Prepare for and Manage Post-Surgical Pain

No matter what kind of surgery you undergo, some pain is par for the course, especially if you've had an incision, bone or muscle has been worked on, or connective tissues have been displaced. Most patients worry their pain will be more than they can stand, but the good news is there are plenty of pain medications available to help minimize discomfort. The key is finding the ones that work best for individual patients and ensuring they're taken early on in the pain cycle and at scheduled intervals.

In the Recovery Room

Immediately after surgery, you may experience some serious discomfort. Rest assured that you'll have a nurse right by your side, armed with a fast-acting narcotic pain medication to be administered into your IV. Tell your nurse as soon as you feel pain, and keep talking until you've received the right dose to relieve it. It might take several doses before your nurse "catches" your pain, but once she's relieved the immediate discomfort, it will be easier for her to prevent your pain from spiking again.  

In Your Hospital Room

Once you're out of recovery and in your hospital room, you'll either have access to self-administered or nurse-administered IV pain medication. If your surgery was minor, you might go straight to oral pain medication. Narcotic medications can be administered through your IV, as a shot or as a pill. If you start with IV or injected pain medication, your doctor will probably order oral medication to start within a couple days after your surgery. You'll probably be prescribed narcotics like morphine, Fentanyl, Vicodin, or Percocet and you might also be prescribed anti-inflammatory medications like ibuprofen.  

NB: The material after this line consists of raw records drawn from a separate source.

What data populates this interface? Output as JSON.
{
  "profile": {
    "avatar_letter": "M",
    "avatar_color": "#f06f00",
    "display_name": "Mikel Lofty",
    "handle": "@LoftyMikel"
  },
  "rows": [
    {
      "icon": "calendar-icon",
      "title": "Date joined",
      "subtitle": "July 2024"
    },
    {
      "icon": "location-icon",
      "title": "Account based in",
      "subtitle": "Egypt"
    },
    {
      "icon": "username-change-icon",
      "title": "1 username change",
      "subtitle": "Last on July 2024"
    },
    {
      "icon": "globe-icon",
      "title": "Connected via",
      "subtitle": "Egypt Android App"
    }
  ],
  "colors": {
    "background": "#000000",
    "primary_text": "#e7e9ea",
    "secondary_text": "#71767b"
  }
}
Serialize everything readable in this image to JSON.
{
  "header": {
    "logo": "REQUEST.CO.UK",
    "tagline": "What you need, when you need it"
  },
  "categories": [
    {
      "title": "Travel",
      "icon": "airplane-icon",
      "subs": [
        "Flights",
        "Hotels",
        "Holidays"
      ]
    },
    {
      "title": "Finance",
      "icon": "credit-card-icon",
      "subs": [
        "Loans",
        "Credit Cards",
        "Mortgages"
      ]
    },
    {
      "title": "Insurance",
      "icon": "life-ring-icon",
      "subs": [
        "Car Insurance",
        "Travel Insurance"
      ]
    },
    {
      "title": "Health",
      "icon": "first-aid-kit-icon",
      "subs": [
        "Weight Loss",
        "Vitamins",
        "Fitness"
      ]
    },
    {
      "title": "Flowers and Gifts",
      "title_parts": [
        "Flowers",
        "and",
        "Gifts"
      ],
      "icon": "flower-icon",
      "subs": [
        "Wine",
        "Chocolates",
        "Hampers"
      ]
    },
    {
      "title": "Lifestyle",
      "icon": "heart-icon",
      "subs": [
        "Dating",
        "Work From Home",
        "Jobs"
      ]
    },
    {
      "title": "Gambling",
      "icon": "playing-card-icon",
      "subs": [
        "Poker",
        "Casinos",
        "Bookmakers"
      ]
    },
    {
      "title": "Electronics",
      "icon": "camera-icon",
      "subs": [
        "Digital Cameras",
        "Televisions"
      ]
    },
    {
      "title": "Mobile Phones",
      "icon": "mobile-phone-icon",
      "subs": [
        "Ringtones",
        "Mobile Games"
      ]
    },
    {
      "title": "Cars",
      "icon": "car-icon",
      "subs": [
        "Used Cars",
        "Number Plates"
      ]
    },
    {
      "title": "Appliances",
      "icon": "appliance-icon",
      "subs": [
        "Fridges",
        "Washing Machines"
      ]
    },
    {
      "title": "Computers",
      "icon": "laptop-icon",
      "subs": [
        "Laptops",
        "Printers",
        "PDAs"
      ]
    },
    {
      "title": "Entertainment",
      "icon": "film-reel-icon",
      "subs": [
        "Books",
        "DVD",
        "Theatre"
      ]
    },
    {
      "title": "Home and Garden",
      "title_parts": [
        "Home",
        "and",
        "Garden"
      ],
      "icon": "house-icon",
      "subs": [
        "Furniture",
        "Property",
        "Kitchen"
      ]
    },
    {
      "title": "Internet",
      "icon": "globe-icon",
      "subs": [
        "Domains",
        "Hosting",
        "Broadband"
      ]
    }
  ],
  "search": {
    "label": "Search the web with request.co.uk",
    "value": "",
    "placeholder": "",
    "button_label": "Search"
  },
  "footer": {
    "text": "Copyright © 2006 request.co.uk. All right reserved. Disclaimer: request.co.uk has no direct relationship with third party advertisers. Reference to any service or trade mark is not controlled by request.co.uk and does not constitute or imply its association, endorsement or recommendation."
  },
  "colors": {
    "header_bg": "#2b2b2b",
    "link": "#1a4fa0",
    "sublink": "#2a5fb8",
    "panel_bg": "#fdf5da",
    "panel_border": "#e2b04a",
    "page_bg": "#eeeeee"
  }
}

Stay on Schedule

Don't let your pain get too severe. Some patients think it's best to wait as long as possible before taking more medication, but that can backfire. It takes far more medication to "catch up " to severe pain than it does to keep it away. Instead, take your medication on schedule and at the first sign that your last dose is wearing off.

What if Your Pain Medication Doesn't Work? 

There are lots of medications your doctor can prescribe. If one doesn't work, another one will. And if you've been dealing with chronic pain for a while and taking narcotic pain medication regularly, your doctor might need to prescribe stronger doses or different medications to keep you comfortable. Don't be afraid to speak up and ask for help if you're in pain.

Get Moving

You'll probably feel like staying in bed, but the sooner you get up and start moving, the better you'll feel and the faster you'll heal. Walking is especially important to counteract the constipation that's so common when patients take narcotic pain medication. Walking and gentle movement also sets your body on the path to healing by sending your brain and body the subtle message that you're not so injured you have to lie around; you're healing.

With some surgeries, like hip or knee replacement, a physical therapist will guide you through a series of exercises designed to put your new joint in motion, prevent it from becoming stiff and sore, and promote healing. Take your pain medication an hour before your exercise or therapy session to make it easier to move.

Your physician might recommend using ice and heat to ease the pain. Ice reduces inflammation and heat increases circulation. She might recommend alternating between the two. Heat and cold therapy isn't appropriate for every patient though, so be sure to follow your doctor's guidelines. 

If your pain increases, this could be a sign of infection, poor healing, or simply being on the wrong medication. The more you tell your doctor about how you feel, the better able she'll be to treat you. Keep talking, keep moving, and let the healing begin.

Dr. Heather Weldon, M.D. reviewed this article.